Many years ago at a science fiction convention I was seated next to a famous writer in a well appointed hotel lobby for a book signing – his most recent novel and my first attempt. The idea was that convention attendees offered bought books for a personal autograph, except the many sci-fi fans were there to wear skimpy costumes, read comics and watch animee, and maybe get laid.
The writer and I chatted during a long series of quiet moments while infrequent shy readers approached and he flourished the felt tip pen. One reviewer came by carrying four weighty copies of new books and forty extra pounds under a tucked-in and buttoned-down shirt. “I reviewed your book,” he said.
The famous writer looked over his glasses while he finished an autograph for a young reader. “You said I played fast and loose with time, and the events were out of sequence.” The reviewer registered surprise and pleasure that the writer quoted his words back to him.
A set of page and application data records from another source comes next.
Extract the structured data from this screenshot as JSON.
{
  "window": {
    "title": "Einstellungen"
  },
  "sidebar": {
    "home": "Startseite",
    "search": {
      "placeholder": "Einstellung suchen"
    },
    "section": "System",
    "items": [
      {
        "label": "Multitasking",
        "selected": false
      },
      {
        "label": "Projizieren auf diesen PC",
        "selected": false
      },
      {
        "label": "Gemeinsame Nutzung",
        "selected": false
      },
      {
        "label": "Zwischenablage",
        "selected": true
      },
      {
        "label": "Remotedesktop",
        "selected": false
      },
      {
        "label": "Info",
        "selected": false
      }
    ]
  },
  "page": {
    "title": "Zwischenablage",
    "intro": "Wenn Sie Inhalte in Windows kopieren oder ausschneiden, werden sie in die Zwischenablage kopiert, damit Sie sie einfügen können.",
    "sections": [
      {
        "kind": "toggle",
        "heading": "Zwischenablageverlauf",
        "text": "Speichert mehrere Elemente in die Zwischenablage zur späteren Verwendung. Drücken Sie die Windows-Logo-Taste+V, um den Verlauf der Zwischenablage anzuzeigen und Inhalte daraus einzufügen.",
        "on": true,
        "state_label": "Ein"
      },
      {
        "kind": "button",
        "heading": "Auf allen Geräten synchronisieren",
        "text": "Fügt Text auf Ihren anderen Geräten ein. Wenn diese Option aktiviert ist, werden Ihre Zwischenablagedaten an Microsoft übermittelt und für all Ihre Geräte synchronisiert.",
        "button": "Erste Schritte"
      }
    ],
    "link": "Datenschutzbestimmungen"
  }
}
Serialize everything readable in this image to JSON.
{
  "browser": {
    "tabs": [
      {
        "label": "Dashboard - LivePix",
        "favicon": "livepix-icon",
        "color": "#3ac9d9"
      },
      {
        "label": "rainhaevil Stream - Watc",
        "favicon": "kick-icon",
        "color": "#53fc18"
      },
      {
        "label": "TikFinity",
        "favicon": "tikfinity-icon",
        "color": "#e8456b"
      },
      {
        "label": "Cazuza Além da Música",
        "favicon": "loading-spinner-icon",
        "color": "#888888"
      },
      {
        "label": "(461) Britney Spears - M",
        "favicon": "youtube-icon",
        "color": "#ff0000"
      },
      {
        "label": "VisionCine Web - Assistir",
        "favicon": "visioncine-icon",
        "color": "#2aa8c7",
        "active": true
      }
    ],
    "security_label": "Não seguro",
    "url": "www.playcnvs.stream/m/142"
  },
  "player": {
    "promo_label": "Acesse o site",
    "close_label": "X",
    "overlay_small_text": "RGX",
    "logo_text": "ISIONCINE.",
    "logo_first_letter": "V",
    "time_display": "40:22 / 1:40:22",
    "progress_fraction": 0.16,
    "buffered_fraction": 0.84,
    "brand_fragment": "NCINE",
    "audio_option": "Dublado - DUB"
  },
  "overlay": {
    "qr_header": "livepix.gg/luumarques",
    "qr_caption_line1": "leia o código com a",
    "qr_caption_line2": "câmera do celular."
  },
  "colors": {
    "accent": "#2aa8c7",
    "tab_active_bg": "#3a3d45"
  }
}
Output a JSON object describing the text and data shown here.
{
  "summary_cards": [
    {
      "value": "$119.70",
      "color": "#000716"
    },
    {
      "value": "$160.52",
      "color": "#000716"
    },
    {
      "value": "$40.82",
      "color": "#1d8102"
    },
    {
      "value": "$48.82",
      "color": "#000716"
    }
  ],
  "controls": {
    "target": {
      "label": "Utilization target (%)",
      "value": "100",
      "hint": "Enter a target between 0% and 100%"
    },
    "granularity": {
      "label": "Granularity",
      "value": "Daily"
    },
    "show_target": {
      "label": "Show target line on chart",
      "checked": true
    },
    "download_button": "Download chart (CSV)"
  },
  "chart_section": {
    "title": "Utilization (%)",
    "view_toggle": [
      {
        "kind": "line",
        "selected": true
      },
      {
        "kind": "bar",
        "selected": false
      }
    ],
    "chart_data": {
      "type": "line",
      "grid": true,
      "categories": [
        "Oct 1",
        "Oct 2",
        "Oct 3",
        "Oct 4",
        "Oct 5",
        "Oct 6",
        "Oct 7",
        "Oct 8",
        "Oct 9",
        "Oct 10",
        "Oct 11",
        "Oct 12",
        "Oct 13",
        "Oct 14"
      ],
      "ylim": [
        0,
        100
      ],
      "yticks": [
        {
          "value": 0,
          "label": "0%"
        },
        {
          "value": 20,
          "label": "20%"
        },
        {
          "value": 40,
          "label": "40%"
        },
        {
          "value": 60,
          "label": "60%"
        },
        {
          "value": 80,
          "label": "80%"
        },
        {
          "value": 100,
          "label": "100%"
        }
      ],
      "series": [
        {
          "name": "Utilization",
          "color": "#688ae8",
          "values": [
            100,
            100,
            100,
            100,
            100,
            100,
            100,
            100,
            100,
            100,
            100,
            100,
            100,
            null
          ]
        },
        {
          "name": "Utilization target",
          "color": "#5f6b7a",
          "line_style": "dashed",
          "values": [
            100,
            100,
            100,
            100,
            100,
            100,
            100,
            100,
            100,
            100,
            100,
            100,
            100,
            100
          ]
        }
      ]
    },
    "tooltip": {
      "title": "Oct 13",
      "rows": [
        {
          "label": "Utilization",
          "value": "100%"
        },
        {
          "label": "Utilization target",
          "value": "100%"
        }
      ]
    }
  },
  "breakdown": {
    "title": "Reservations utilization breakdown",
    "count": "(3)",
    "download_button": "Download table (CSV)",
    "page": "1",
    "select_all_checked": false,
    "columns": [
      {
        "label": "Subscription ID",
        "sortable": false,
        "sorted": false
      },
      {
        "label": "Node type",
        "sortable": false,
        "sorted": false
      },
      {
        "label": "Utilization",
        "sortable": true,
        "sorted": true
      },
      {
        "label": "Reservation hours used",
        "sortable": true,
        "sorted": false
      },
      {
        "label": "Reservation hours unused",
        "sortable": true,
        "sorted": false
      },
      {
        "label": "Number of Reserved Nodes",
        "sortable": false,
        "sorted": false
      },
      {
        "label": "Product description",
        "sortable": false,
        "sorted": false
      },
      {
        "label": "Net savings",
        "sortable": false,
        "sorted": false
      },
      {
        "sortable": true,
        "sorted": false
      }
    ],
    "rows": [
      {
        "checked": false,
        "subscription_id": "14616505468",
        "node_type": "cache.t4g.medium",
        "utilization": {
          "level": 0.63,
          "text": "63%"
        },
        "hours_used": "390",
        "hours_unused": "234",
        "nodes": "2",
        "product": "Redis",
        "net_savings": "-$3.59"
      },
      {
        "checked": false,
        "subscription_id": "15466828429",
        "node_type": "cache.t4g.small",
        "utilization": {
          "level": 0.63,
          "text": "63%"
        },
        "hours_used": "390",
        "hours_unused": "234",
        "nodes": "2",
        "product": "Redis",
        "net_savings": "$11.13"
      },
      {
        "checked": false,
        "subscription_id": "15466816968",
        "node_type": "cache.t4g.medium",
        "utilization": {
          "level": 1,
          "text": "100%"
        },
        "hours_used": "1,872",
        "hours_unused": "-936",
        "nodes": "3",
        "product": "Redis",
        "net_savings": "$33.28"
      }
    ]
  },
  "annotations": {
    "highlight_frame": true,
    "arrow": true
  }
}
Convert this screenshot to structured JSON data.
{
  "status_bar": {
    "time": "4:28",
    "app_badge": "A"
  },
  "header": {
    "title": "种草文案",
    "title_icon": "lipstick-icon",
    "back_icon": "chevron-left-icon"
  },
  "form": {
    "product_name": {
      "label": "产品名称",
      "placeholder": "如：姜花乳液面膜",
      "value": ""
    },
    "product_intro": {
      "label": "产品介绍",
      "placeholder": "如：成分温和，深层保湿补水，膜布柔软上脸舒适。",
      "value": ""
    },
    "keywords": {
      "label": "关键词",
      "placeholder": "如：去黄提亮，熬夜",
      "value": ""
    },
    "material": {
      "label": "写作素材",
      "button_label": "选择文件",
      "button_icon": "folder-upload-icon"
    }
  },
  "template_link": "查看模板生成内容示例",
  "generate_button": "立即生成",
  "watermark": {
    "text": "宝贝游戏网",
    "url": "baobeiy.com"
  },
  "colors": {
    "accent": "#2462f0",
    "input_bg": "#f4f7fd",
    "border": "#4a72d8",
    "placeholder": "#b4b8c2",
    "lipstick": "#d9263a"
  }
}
“You said the last chapters needed editing,” the writer added, “and the ending was too fast.”
The reviewer took out his phone and glanced at me like I might be willing to serve him to capture the moment.
“I’m reminded of a famous Van Gogh painting that hangs at the Art Institute in Chicago,” the famous writer continued. “Maybe you’ve seen it. The painter’s bedroom is depicted in too-bright yellows with the furniture outlined in squiggly strokes, and the bedposts are too big so they seem to loom off the canvas. I visited the gallery with my mother who claimed that was her favorite painting. She felt confident providing a critique because so many elements were obviously wrong.”
The reviewer’s countenance fell so he resembled a wax figure that was melting. He turned on his heel and marched away with fat thighs and buttocks pumping. The famous writer showed me the briefest smile before he reached to sign the next offered book for a fan.
Of course, we all know that the wrong elements made the painting recognizable at a glance as a Van Goth. Writers also seek a style that’s instantly identifiable for paragraphs taken out of context like with Flannery O’Conner, Margaret Atwood, or even Joyce Carol Oates. O’Conner was slammed for too much violence, Atwood for word smithing, and Oates for, well, everything.